The Steelers signed the 35-year-old Burress along with former New England backup quarterback Brian Hoyer after also working out WR Derrick Williams and QB Mike Kafka.
Hoyer, 27, spent three seasons with the Patriots after they signed him out of Michigan State. Hoyer has thrown 43 NFL passes and has an 80.2 passer rating. He threw only one pass last season and completed it.
Burress, 35, also out of Michigan State, was picked eighth in the first round in 2000 and played with the Steelers through 2004 before signing with the New York Giants in free agency.
With the Steelers, Burress caught 261 passes for 4,164 yards and 22 touchdowns. In 2001, he and Hines Ward became the first pair of 1,000-yard receivers in team history.
Burress spent nearly four seasons with the Giants, and scored the game-winning touchdown in Super Bowl 42, but later that year he accidentally shot himself in the leg with a concealed Glock pistol at a bar and was sentenced to two years in prison.
After his release, Burress turned down a contract offer with the Steelers and signed with the New York Jets, and last season caught 45 passes for 612 yards (13.6 avg.) and 8 touchdowns.
"He's got very good body control for a big man," Tomlin said of the 6-5, 235-pound Burress. "He can drop his weight at break points and obviously he' no stranger to football."

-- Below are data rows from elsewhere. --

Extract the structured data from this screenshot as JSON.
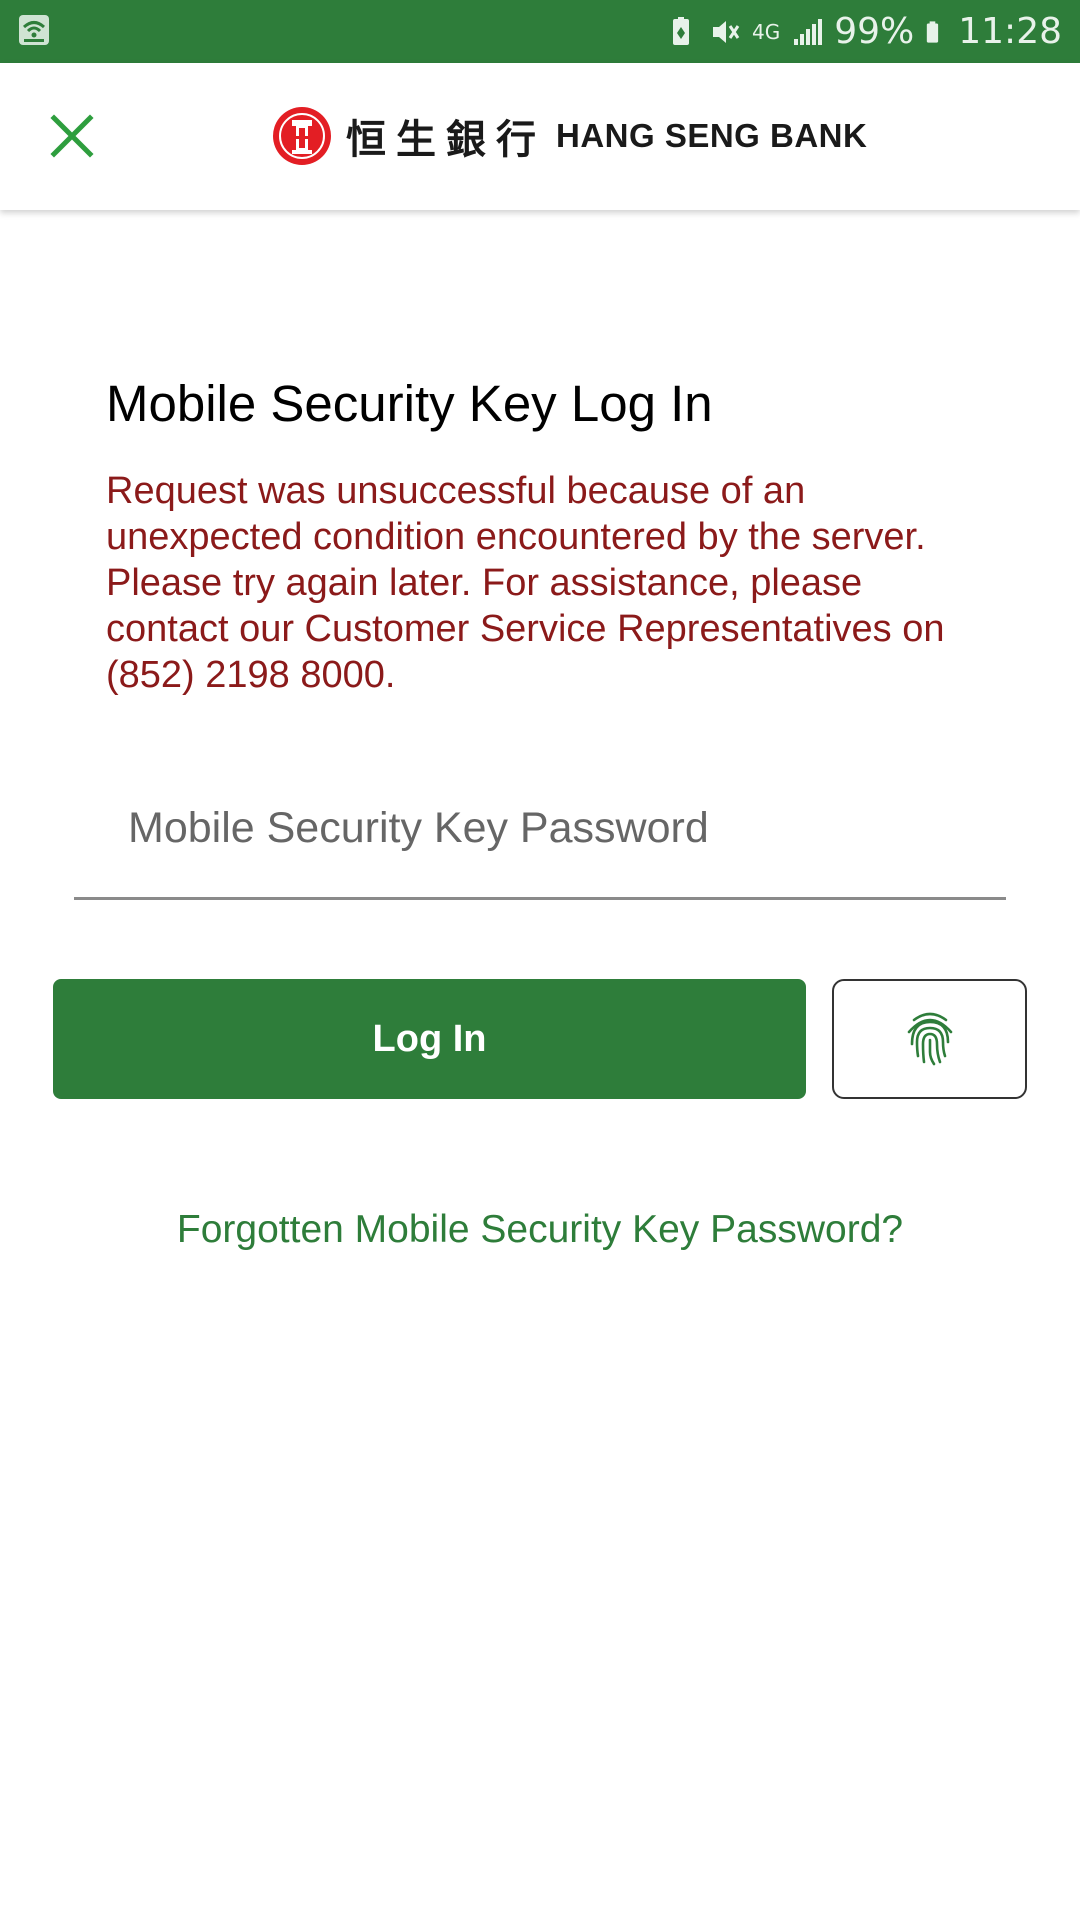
{
  "status_bar": {
    "battery_percent": "99%",
    "time": "11:28",
    "network": "4G",
    "icons": [
      "wifi-calling-icon",
      "battery-saver-icon",
      "mute-icon",
      "4g-data-icon",
      "signal-icon",
      "battery-icon"
    ]
  },
  "app_bar": {
    "close_icon": "close-icon",
    "brand_chinese": "恒生銀行",
    "brand_english": "HANG SENG BANK",
    "brand_color": "#e31e24"
  },
  "main": {
    "title": "Mobile Security Key Log In",
    "error_message": "Request was unsuccessful because of an unexpected condition encountered by the server. Please try again later. For assistance, please contact our Customer Service Representatives on (852) 2198 8000.",
    "password_placeholder": "Mobile Security Key Password",
    "password_value": "",
    "login_label": "Log In",
    "fingerprint_icon": "fingerprint-icon",
    "forgot_link": "Forgotten Mobile Security Key Password?"
  },
  "colors": {
    "primary_green": "#2e7d3a",
    "error_red": "#8b1a1a",
    "brand_red": "#e31e24"
  }
}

To make room for Burress and Hoyer, the Steelers cut RB Baron Batch and ILB Marshall McFadden.
About Roethlisberger, who sprained the S-C joint that connects the clavicle to the sternum and provides support for the first rib Tomlin said the quarterback went through an additional test Tuesday and reported that "All things are very positive, in terms of where he is, so we're encouraged about his status."
Tomlin didn't rule Roethlisberger out of Sunday's game at Cleveland, calling him doubtful, although realistically he will not play.

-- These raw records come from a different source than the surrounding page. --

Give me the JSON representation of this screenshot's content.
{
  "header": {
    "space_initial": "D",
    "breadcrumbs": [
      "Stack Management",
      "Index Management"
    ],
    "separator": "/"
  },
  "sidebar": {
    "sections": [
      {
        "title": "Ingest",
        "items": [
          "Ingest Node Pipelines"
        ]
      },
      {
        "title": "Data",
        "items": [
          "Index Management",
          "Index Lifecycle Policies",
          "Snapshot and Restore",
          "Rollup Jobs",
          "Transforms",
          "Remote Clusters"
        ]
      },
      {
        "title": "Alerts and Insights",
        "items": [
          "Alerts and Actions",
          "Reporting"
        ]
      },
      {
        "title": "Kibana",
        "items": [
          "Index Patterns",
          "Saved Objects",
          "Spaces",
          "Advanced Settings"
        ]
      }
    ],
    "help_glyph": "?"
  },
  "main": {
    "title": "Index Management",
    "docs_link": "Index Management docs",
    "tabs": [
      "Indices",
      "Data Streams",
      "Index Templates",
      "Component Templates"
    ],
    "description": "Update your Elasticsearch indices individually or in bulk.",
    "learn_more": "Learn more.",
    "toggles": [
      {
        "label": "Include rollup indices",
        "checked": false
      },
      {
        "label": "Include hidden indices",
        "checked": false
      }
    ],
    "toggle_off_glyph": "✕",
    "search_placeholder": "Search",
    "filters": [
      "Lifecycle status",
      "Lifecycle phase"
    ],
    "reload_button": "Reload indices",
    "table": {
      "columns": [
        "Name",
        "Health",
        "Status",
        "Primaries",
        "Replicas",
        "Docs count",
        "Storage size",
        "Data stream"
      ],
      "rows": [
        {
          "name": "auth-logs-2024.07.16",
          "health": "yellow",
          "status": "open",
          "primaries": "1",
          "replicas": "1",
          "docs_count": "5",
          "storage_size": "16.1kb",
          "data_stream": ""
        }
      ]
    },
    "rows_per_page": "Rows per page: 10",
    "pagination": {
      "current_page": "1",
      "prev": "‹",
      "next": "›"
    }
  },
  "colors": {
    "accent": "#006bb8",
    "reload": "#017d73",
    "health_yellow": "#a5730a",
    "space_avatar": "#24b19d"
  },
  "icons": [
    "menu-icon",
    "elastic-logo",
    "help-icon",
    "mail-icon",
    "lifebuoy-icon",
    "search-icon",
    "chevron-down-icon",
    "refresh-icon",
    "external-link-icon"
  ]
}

Polamalu, out the past six games and eight of the past nine with a calf injury, will run Wednesday for the first time.
"We'll let his participation lead us in terms of where he might be this weekend," Tomlin said. "He could be characterized as questionable (for Sunday)."
Ruled out for Sunday are Cotchery and Leftwich with rib injuries. Tomlin pointed to two Leftwich passes late in the game – lasers to Heath Miller and Cotchery – as signs that Leftwich wasn't having trouble with the injured rib, if it was even injured at the time. TV cameras repeatedly showed Leftwich consulting with Dr. James Bradley throughout the second half.

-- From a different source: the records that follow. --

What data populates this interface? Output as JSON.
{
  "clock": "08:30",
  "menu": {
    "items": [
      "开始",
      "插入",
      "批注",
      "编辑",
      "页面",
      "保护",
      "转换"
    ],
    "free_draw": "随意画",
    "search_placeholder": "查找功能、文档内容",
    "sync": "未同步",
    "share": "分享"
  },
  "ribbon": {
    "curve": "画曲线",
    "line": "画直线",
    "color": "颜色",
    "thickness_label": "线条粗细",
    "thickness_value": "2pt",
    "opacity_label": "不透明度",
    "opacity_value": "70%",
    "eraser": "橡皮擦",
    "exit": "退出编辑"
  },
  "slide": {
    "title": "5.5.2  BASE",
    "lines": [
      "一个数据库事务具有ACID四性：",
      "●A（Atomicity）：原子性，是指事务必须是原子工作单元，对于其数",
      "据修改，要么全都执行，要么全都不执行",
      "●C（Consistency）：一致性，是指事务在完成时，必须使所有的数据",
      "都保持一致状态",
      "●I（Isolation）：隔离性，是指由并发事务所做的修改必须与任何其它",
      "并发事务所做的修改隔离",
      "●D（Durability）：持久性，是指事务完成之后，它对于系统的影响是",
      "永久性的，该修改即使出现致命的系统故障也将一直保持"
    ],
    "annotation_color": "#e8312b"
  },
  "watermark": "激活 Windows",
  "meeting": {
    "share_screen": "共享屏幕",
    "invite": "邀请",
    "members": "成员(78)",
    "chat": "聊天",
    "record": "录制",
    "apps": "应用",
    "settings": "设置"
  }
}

Leftwich did hurt his shoulder falling into the end zone on his first-quarter touchdown run, and the TV broadcasters dwelled on Leftwich reaching under his shoulder pads, but Tomlin said the rib was fractured late. "If I had to guess I'd say it was the last sack," he said.
Tomlin also said that defensive end Ziggy Hood is questionable with a lumbar spine sprain that will limit him early in the week. "We expect him to perk up by the end of the week," Tomlin said.
Tomlin also expects running back Isaac Redman (concussion) to continue passing his tests and could play Sunday.
Brown, who has missed the past two games, worked out Tuesday and is questionable Sunday, as is right tackle Marcus Gilbert, who'll begin working out in individual drills at practice.
The starting quarterback Sunday, of course, will be Charlie Batch, who'll turn 38 in two weeks. Batch has a 5-2 record as a starter during his 11 seasons with the Steelers. His last start was Christmas Eve last season when the Steelers beat the St. Louis Rams, 27-0.